What are breast cancer stages?
By Nancy Kupka, PhD, RN Oct 04, 2022 • 7 min
When an individual is diagnosed with breast cancer, healthcare providers will try to determine if the cancer has spread and, if so, to what extent. This process, known as staging, helps determine how severe the disease is and what the best treatment options are.
Staging of breast cancer
To understand breast cancer stages, it helps to understand a little about the tissue that lies beneath the skin. Breast tissue contains around 18 or so lobes, which are made up of smaller structures called lobules. These structures are linked together by tiny tubes called ducts. If you were to look at these structures, they might remind you of a very small cluster of grapes or small trees with rounded leaves.

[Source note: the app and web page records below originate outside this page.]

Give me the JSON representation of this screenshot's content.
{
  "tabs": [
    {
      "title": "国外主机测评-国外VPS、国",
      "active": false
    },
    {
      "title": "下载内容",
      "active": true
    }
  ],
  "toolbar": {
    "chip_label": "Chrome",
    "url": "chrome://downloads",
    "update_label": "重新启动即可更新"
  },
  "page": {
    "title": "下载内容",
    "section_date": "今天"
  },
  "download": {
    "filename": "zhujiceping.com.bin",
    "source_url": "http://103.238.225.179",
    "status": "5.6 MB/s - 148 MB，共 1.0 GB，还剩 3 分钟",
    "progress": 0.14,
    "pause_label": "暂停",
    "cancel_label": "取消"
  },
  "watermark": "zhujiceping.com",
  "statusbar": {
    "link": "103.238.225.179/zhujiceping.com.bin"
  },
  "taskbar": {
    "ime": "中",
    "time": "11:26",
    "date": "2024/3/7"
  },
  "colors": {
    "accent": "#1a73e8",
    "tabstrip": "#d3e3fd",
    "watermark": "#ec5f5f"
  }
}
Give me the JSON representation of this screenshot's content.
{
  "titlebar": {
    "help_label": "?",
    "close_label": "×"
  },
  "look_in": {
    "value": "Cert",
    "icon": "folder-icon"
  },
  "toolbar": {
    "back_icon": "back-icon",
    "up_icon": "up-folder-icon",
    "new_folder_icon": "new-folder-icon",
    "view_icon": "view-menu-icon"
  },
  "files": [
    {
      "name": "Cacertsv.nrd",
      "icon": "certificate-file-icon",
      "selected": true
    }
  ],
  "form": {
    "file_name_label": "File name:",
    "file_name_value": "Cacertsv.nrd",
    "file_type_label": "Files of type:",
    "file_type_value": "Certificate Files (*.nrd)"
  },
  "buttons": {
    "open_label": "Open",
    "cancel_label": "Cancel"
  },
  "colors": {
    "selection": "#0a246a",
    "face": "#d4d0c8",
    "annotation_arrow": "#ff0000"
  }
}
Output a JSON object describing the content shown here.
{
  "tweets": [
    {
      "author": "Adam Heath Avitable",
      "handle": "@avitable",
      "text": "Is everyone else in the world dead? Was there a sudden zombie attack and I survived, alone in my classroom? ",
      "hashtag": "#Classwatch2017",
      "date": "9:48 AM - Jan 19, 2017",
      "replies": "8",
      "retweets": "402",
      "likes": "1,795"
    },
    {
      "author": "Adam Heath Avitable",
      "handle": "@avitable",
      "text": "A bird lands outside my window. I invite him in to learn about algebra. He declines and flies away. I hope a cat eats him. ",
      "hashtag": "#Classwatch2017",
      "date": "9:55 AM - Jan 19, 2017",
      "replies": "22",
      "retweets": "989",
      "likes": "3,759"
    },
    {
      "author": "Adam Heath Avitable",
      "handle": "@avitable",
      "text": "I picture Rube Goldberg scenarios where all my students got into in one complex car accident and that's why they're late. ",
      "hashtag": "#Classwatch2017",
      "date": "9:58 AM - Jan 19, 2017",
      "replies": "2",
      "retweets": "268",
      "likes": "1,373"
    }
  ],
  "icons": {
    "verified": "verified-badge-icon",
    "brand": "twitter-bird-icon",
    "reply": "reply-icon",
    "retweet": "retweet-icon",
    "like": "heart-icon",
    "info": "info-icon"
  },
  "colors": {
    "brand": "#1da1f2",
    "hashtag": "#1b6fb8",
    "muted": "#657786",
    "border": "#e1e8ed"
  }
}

These structures make it easy for a tumor to grow into another area of the breast.
Each breast also has vessels that carry lymph or blood throughout the body. Lymph is a thin, clear fluid that circulates throughout the body to remove waste, bacteria and other substances from tissues. There are hundreds of lymph nodes in the body, with large clusters of them near the breast, under the arm and above the collarbone. If cells from a cancerous tumor are picked up by either the lymph or blood, it can travel to another part of the body and start growing another tumor.
Breast cancer stages
The system most often used for staging breast tumors is the American Joint Committee on Cancer (AJCC) and International Union for Cancer Control (UICC) TNM system, which is based on seven key pieces of information:
- T: The extent and size of the tumor
- N: The number of lymph nodes affected
- M: Signs indicating if the cancer has metastasized (spread) to other organs
- ER status: If the tumor has estrogen receptors
- PR status: If the tumor has progesterone receptors
- HER2 status: If the cancer makes too much of a protein called HER2
- G: The grade of the tumor or how much the cancer cells look like normal cells
Numbers or letters after T, N and M provide more details about each of these factors, with higher numbers meaning that the cancer is more advanced. The TNM numbers are based on a biopsy, where a small piece of the mass is removed and examined. This is done either in surgery or in an office where a small needle is introduced through the skin into the suspected tumor. If it is a tumor, providers combine this information with information from the physical exam and imaging, such as ultrasounds, computerized tomography (CT) and magnetic resonance imaging (MRI), to assign an overall cancer stage. Or you may have surgery to visualize the mass and see if it has spread. In general, staging based on biopsies is more accurate than staging based on blood tests.
Breast cancer is staged in five levels, 0 through 4, and may be subdivided using letters such as A and B. The lower the number, the less the cancer has spread.
- Stage 0 breast cancer indicates a cancer that has not extended to other tissues.
- Stage I (1) breast cancer, stage II (2) breast cancer and stage III (3) breast cancer indicate cancers that have grown into the connective tissue or the skin of the breast. The cancer may have spread to nearby tissue, but it is not thought to have spread outside of the breast.
- Stage IV (4) breast cancer is a stage where another cancer, not in the breast, is present at diagnosis. It is also called Stage IV (4) metastatic breast cancer.
Breast cancer cases in 2022:
- Over 4 million women were estimated to be living in the United States with a history of invasive breast cancer
- Around another 300,000 women are expected to be newly diagnosed in 2022
- More than 150,000 women breast cancer survivors are living with metastatic disease, three-fourths of whom were originally diagnosed with stage I, II or III cancer
- An estimated 2,710 men in the United States will be diagnosed with breast cancer in 2022
Breast cancer survival rates
People often wonder about survival rates for different stages of breast cancer. The five-year survival rate tells you how many people out of 100 who are diagnosed will live at least five years after the cancer is found. However, it is difficult to accurately estimate an individual’s chances of survival because these statistics are averages. Each person’s chance of recovery can depend on many factors, including:
- Underlying health conditions
- The size of the tumor, the number of lymph nodes involved and other features of the tumor that affect how quickly a tumor will grow and how well it will respond to treatment
In addition, survival statistics are reported only every five years and the estimates may not reflect the results of advancements in how people with breast cancer are diagnosed or treated from the last five years. Survival rates for both women and men are continuing to improve, largely attributed to advances in early detection and hormonal treatments. Even if the cancer is found at a more advanced stage, new treatments help many people with breast cancer maintain a good quality of life for some time.
Whatever stage of breast cancer you have, work with a healthcare team that’s knowledgeable about the latest treatments. Your healthcare providers should be willing to work with you to make sure you understand your diagnosis, possible treatment options, and help you make informed decisions in your care. Don't be afraid to ask questions, and work closely with your providers to optimize treatment.
Published February 2020. Clinically reviewed and updated by Nancy Kupka, PhD, RN, October 2022.